A new book by historian Dr. Lindsey Fitzharris explores the work of pioneering plastic surgeon Harold Gillies, whose groundbreaking work changed the lives of soldiers that had been seriously wounded in trench warfare during the First World War.
Warning: Some of these images show graphic facial injuries and may be considered not safe for work.
Gillies is known as the “grandfather of plastic surgery” and dedicated his life to restoring the hopes of soldiers whose gruesome injuries had made them a monster to the rest of society.
The New Zealand-born surgeon was an early adopter of photography in his work, precisely documenting a patient’s journey from when they first began receiving treatment from Gillies to when they left.
The often gruesome images show the remarkable impact that Gillies had on their lives, and while some of the images are difficult to look at, it’s clear the huge impact the plastic surgery had when these brutalized soldiers were faced with acclimatizing back into society.
Fitzharris’s new book entitled The Facemaker underlines how doctors realized that photography was a useful tool for patient documentation.
“The photographer directed the patient into a chair with a headrest and took photos from as many as five different angles.
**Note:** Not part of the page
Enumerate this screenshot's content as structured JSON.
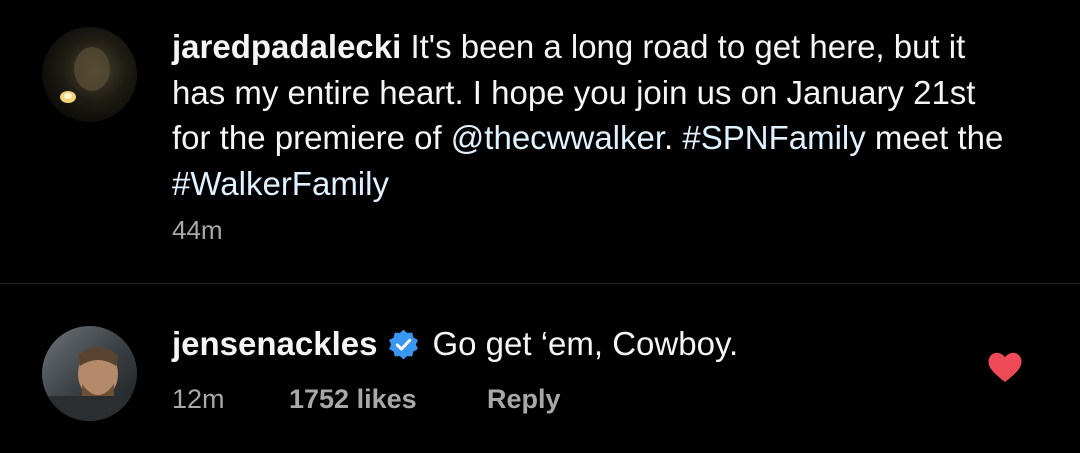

The precision of the posing allowed for exact comparisons at various stages of the reconstructive process. In time, these photographs provided another historical record of the birth of modern plastic surgery,” reads an extract from the book.
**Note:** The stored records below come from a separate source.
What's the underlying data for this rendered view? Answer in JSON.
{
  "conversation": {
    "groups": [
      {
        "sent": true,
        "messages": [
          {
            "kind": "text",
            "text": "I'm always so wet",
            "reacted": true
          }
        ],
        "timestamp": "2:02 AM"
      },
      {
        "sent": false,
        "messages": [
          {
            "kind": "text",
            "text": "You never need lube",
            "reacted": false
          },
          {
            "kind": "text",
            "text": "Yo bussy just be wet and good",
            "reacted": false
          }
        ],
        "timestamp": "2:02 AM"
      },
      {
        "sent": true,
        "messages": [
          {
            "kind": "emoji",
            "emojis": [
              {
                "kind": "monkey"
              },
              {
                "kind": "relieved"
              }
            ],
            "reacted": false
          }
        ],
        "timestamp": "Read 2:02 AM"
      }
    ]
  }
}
“By the late nineteenth century, many doctors believed that the lens of a camera was a powerful tool for achieving objectivity. As a result, the medical community embraced photography as a technology with great potential, especially as photos could be taken with relative ease and at a low cost. Only later would the ethics of such images be challenged.”
A Pioneering Pastic Surgeon
Gillies performed the first skin graft in 1917 on a British sailor named Walter Yeo who had been horribly burned in combat. Using skin from Yeo’s neck and upper chest, Gillies made a mask of skin that he transplanted across Yeo’s face. This helped repair the damage that had been done, hiding his disfiguration and allowing him to close his eyes at night once more. Yeo even returned to active duty and lived a long life after he was discharged back to his hometown of Plymouth.
At London’s King George Military Hospital they used the same technique on a great number of patients who had suffered ghastly injuries because of the Great War. The medical team did their best to hide the soldier’s hideous injuries by creating facial masks. The masks would have given the soldiers hopes that their life could go on, even after going through hell.
The war, which lasted from 1914 to 1918, spurred great advances in this area and paved the way for modern-day plastic surgery.
The Facemaker is available now from Allen Lane.
Image credits: Photos courtesy of The Facemaker and Creative Commons.